So why did the Confederacy make these conversions? While I can find no information to answer this question, I can make an educated guess, and I think it has to do with the economics of the South during the Civil War.  By the Civil War the Hall rifle had been out of production for almost two decades. It was a relatively rare and unusual rifle, thus sourcing spare parts was probably difficult. The mostly agricultural South lacked the industry, resources, and know how to manufacture replacement parts, which were relatively complex in nature, thus it would have been easier to simply convert them to muzzleloaders and put them to use rather than maintain them as is.  Of course, this is mere speculation on my part, but I’m confident I’m somewhere in the ball park.

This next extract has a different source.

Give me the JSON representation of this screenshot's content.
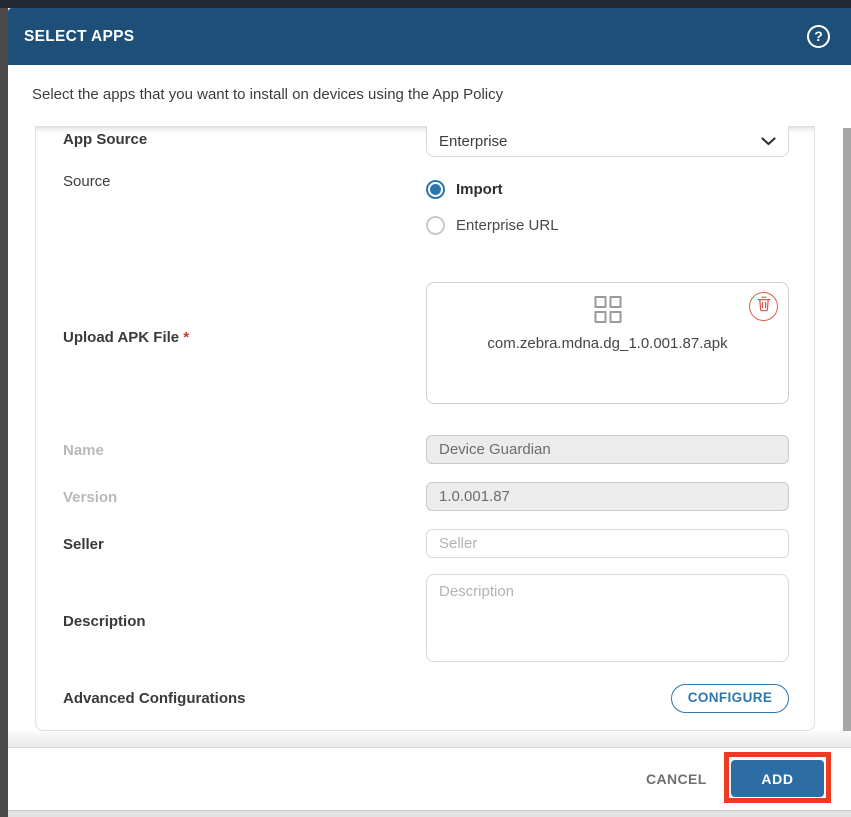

While the Confederacy was trying to be economical, the cost of each conversion was $17.50 a pop, which was about the same price to manufacture a brand new Springfield Model 1861 musket. So obviously this was a big fail.  It’s unknown if any of these rifles were actually issued or saw combat. Most likely they would have been used as a reserve rifle for local militia or forces not expecting to see combat like guards or supply units.

The US Military’s first breechloading rifle —- The Hall M1819,

Invented in 1811 by John Hancock Hall, the Hall rifle was the first breechloading firearm to be adopted by the US Military and the first breechloading rifle to be adopted by any nations’ military in significant quantities.  A unique breechloading design, the Hall rifle featured a breech that pivoted upward, exposing the chamber for loading (see pic above).  

The user then loaded the chamber with powder and a bullet.  While self contained metallic cartridges had yet to be invented, the breechloading mechanism of the Hall rifle was still significantly faster and easier to load than contemporary muzzleloading firearms.  More importantly, since this was a breechloading firearm, it could use bullets that were the exact same caliber as the rifle itself (.525), thus increasing accuracy.  Before the invention of the minie ball, muzzleloading rifles had to be loaded with a bullet slightly under caliber to ease the process of craming a ball against the rifling of a barrel. Hence why armies at the time prefered smoothbore muskets over muzzleloading rifles.  The Hall rifle’s breechloading mechanism made rifle more practical for the battlefield.  The Hall rifle used a flintlock mechanism for ignition, with the pan, frizzen, and cock mounted on the top of the breech. Typically the Hall would have been loaded using paper cartridges.

The US Army adopted the Hall rifle in 1819.  In subsequent tests it was found that the Hall rifle, in the hands of skilled soldiers, could fire 8-9 rounds per minute.  In addition, the Hall rifle was 16% more accurate than smoothbore muskets at the time.  The biggest drawback of the Hall was that it’s breechloading mechanism allowed gasses to escape from the breech, decreasing muzzle velocity by 1/3rd compared to common muskets.

Production of the Hall rifle began in 1819 at Harper’s Ferry National Armory in Harper’s Ferry, Virginia (now West Virginia). In 1833 upgraded models entered production which featured a more reliable percussion action rather than flintlock.

 Between 1819 and 1846, 51,184 Hall rifles were produced, most at the Harper’s Ferry Armory.  The rifles were issued to rifle regiments and sharpshooters, as well as cavalry and dragoons since the breechloading system was easier to load from horseback.  The Hall rifle saw combat during the Mexican American War as well as limited use during the American Civil War.

While the Hall rifle was a great improvement over other firearms of the day, it was also costly and time consuming to manufacture.  As a result, the backbone of the US Army remained the Springfield Musket up to the end of the Civil War.

Winchester Model 1866 lever action rifle owned by Blackfoot Chief Curley Bear.

from Heritage Auctions

Factory engraved Winchester Model 1866 lever action rifle

from Rock Island Auctions

Wheel-lock carbine, Germany, late 17th century.

from Czerny’s International Auction House

Belgian pinfire revolving rifle, mid 19th century.

from Czerny’s International Auction House